US inflation report coming up on Friday when markets will be closed – ranges to watch

PCE inflation data for February will be released! What is this?

The Federal Reserve prefers the Core Personal Consumption Expenditures (PCE) Price Index over the Consumer Price Index (CPI) as a measure of inflation for several key reasons:

  • The Core PCE covers a broader range of goods and services than the CPI. While CPI focuses on out-of-pocket expenses for urban consumers, PCE includes expenditures on behalf of households, such as employer-paid health insurance and Medicare. This wider scope makes PCE a more comprehensive measure of consumer spending.
  • PCE adjusts for the substitution effect, where consumers might switch from higher-priced goods to lower-priced alternatives as prices change. CPI, on the other hand, uses a fixed basket of goods and services, which can overstate inflation if consumers shift their consumption patterns in response to price changes.
  • PCE specifically measures spending by individuals and can more accurately reflect the consumption patterns that are central to the U.S. economy.
  • The ‘core’ version of both indices (Core PCE and Core CPI) excludes food and energy prices, which are volatile. However, the Fed often gives more weight to Core PCE because of its broader coverage and substitution bias adjustment.
  • PCE data are subject to regular and comprehensive revisions that reflect the latest and most accurate information available.
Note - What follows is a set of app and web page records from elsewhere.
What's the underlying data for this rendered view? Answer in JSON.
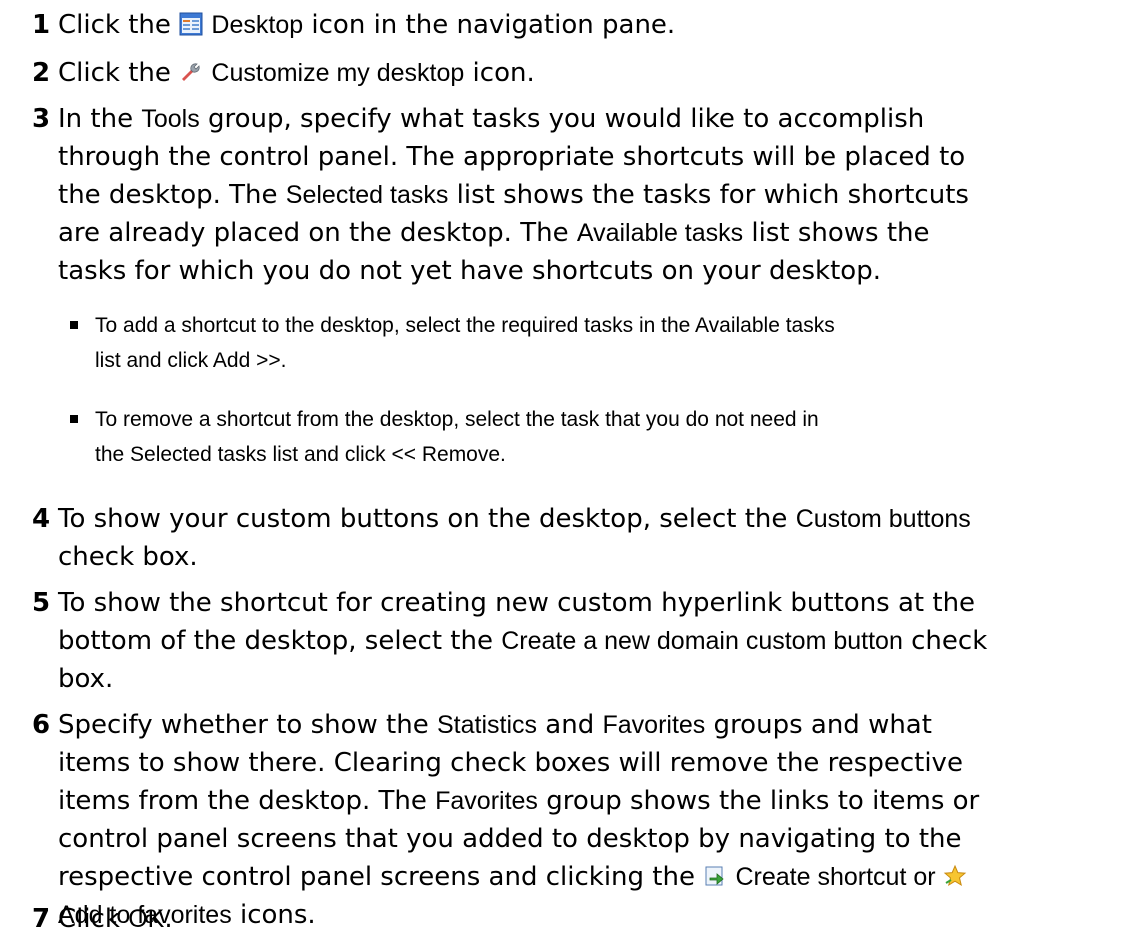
{
  "steps": [
    {
      "num": "1",
      "a": "Click the ",
      "ui1": "Desktop",
      "b": " icon in the navigation pane."
    },
    {
      "num": "2",
      "a": "Click the ",
      "ui1": "Customize my desktop",
      "b": " icon."
    },
    {
      "num": "3",
      "l1a": "In the ",
      "l1ui": "Tools",
      "l1b": " group, specify what tasks you would like to accomplish",
      "l2": "through the control panel. The appropriate shortcuts will be placed to",
      "l3a": "the desktop. The ",
      "l3ui": "Selected tasks",
      "l3b": " list shows the tasks for which shortcuts",
      "l4a": "are already placed on the desktop. The ",
      "l4ui": "Available tasks",
      "l4b": " list shows the",
      "l5": "tasks for which you do not yet have shortcuts on your desktop."
    },
    {
      "num": "4",
      "l1a": "To show your custom buttons on the desktop, select the ",
      "l1ui": "Custom buttons",
      "l2": "check box."
    },
    {
      "num": "5",
      "l1": "To show the shortcut for creating new custom hyperlink buttons at the",
      "l2a": "bottom of the desktop, select the ",
      "l2ui": "Create a new domain custom button",
      "l2b": " check",
      "l3": "box."
    },
    {
      "num": "6",
      "l1a": "Specify whether to show the ",
      "l1ui1": "Statistics",
      "l1b": " and ",
      "l1ui2": "Favorites",
      "l1c": " groups and what",
      "l2": "items to show there. Clearing check boxes will remove the respective",
      "l3a": "items from the desktop. The ",
      "l3ui": "Favorites",
      "l3b": " group shows the links to items or",
      "l4": "control panel screens that you added to desktop by navigating to the",
      "l5a": "respective control panel screens and clicking the ",
      "l5ui1": "Create shortcut",
      "l5b": " or ",
      "l6ui": "Add to favorites",
      "l6b": " icons."
    },
    {
      "num": "7",
      "a": "Click ",
      "ui1": "OK",
      "b": "."
    }
  ],
  "bullets": [
    {
      "l1a": "To add a shortcut to the desktop, select the required tasks in the ",
      "l1ui": "Available tasks",
      "l2a": "list and click ",
      "l2ui": "Add >>",
      "l2b": "."
    },
    {
      "l1": "To remove a shortcut from the desktop, select the task that you do not need in",
      "l2a": "the ",
      "l2ui1": "Selected tasks",
      "l2b": " list and click ",
      "l2ui2": "<< Remove",
      "l2c": "."
    }
  ]
}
This can make PCE a more reliable measure over the long term.
  • Core PCE is a more stable and accurate reflection of the long-term inflation trends that guide monetary policy.


The data is due at 0830 US Eastern time, which is 1230 GMT:

For the Core PCE Price Index m/m, expected is 0.3%

  • prior was 0.4%
  • range of estimates is 0.3% to 0.3% (yes, all the same)

Core PCE Price Index y/y, expected 2.8%

  • prior was also 2.8%
  • range of estimates is 2.7 % to 2.8 %

Why is knowledge of such ranges important?

Data results that fall outside of market low and high expectations tend to move markets more significantly for several reasons:

  • Surprise Factor: Markets often price in expectations based on forecasts and previous trends. When data significantly deviates from these expectations, it creates a surprise effect. This can lead to rapid revaluation of assets as investors and traders reassess their positions based on the new information.

  • Psychological Impact: Investors and traders are influenced by psychological factors. Extreme data points can evoke strong emotional reactions, leading to overreactions in the market. This can amplify market movements, especially in the short term.

  • Risk Reassessment: Unexpected data can lead to a reassessment of risk. If data significantly underperforms or outperforms expectations, it can change the perceived risk of certain investments. For instance, better-than-expected economic data may reduce the perceived risk of investing in equities, leading to a market rally.

  • Triggering of Automated Trading: In today’s markets, a significant portion of trading is done by algorithms. These automated systems often have pre-set conditions or thresholds that, when triggered by unexpected data, can lead to large-scale buying or selling.

  • Impact on Monetary and Fiscal Policies: Data that is significantly off from expectations can influence the policies of central banks and governments. For example, weaker data will fuel speculation of nearer and larger Federal Open Market Committee (FOMC) rate cuts. A stronger result will diminish such expectations.

  • Liquidity and Market Depth: In some cases, extreme data points can affect market liquidity. If the data is unexpected enough, it might lead to a temporary imbalance in buyers and sellers, causing larger market moves until a new equilibrium is found.

  • Chain Reactions and Correlations: Financial markets are interconnected. A significant move in one market or asset class due to unexpected data can lead to correlated moves in other markets, amplifying the overall market impact.

This article was written by Eamonn Sheridan at Source